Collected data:
#####

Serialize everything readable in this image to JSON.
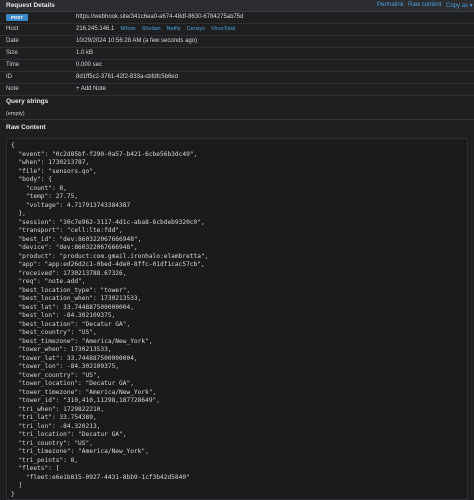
{
  "header": {
    "title": "Request Details",
    "permalink": "Permalink",
    "raw_content": "Raw content",
    "copy_as": "Copy as ▾"
  },
  "details": {
    "method": "POST",
    "url": "https://webhook.site/341c6ea0-a674-48df-8630-6784275ab75d",
    "host_label": "Host",
    "host_ip": "216.245.146.1",
    "host_links": [
      "Whois",
      "Shodan",
      "Netify",
      "Censys",
      "VirusTotal"
    ],
    "date_label": "Date",
    "date_value": "10/29/2024 10:56:28 AM (a few seconds ago)",
    "size_label": "Size",
    "size_value": "1.0 kB",
    "time_label": "Time",
    "time_value": "0.000 sec",
    "id_label": "ID",
    "id_value": "8d1ff5c2-3761-42f2-833a-cbfdfc5b6ed",
    "note_label": "Note",
    "add_note": "+ Add Note"
  },
  "query": {
    "title": "Query strings",
    "empty": "(empty)"
  },
  "raw": {
    "title": "Raw Content",
    "body": "{\n  \"event\": \"0c2d85bf-f290-0a57-b421-6cbe56b3dc49\",\n  \"when\": 1730213787,\n  \"file\": \"sensors.qo\",\n  \"body\": {\n    \"count\": 8,\n    \"temp\": 27.75,\n    \"voltage\": 4.717913743384387\n  },\n  \"session\": \"30c7e962-3117-4d1c-aba8-6cbdeb9320c0\",\n  \"transport\": \"cell:lte:fdd\",\n  \"best_id\": \"dev:860322067666948\",\n  \"device\": \"dev:860322067666948\",\n  \"product\": \"product:com.gmail.ironhalo:elambretta\",\n  \"app\": \"app:ed26d2c1-0bed-4de0-8ffc-01df1cac57cb\",\n  \"received\": 1730213788.67326,\n  \"req\": \"note.add\",\n  \"best_location_type\": \"tower\",\n  \"best_location_when\": 1730213533,\n  \"best_lat\": 33.744887500000004,\n  \"best_lon\": -84.302109375,\n  \"best_location\": \"Decatur GA\",\n  \"best_country\": \"US\",\n  \"best_timezone\": \"America/New_York\",\n  \"tower_when\": 1730213533,\n  \"tower_lat\": 33.744887500000004,\n  \"tower_lon\": -84.302109375,\n  \"tower_country\": \"US\",\n  \"tower_location\": \"Decatur GA\",\n  \"tower_timezone\": \"America/New_York\",\n  \"tower_id\": \"310,410,11298,187728649\",\n  \"tri_when\": 1729822210,\n  \"tri_lat\": 33.754389,\n  \"tri_lon\": -84.320213,\n  \"tri_location\": \"Decatur GA\",\n  \"tri_country\": \"US\",\n  \"tri_timezone\": \"America/New_York\",\n  \"tri_points\": 8,\n  \"fleets\": [\n    \"fleet:e6e1b815-0927-4431-8bb9-1cf3b42d5840\"\n  ]\n}"
  }
}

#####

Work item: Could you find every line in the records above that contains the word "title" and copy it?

Answer section:
    "title": "Request Details",
    "title": "Query strings",
    "title": "Raw Content",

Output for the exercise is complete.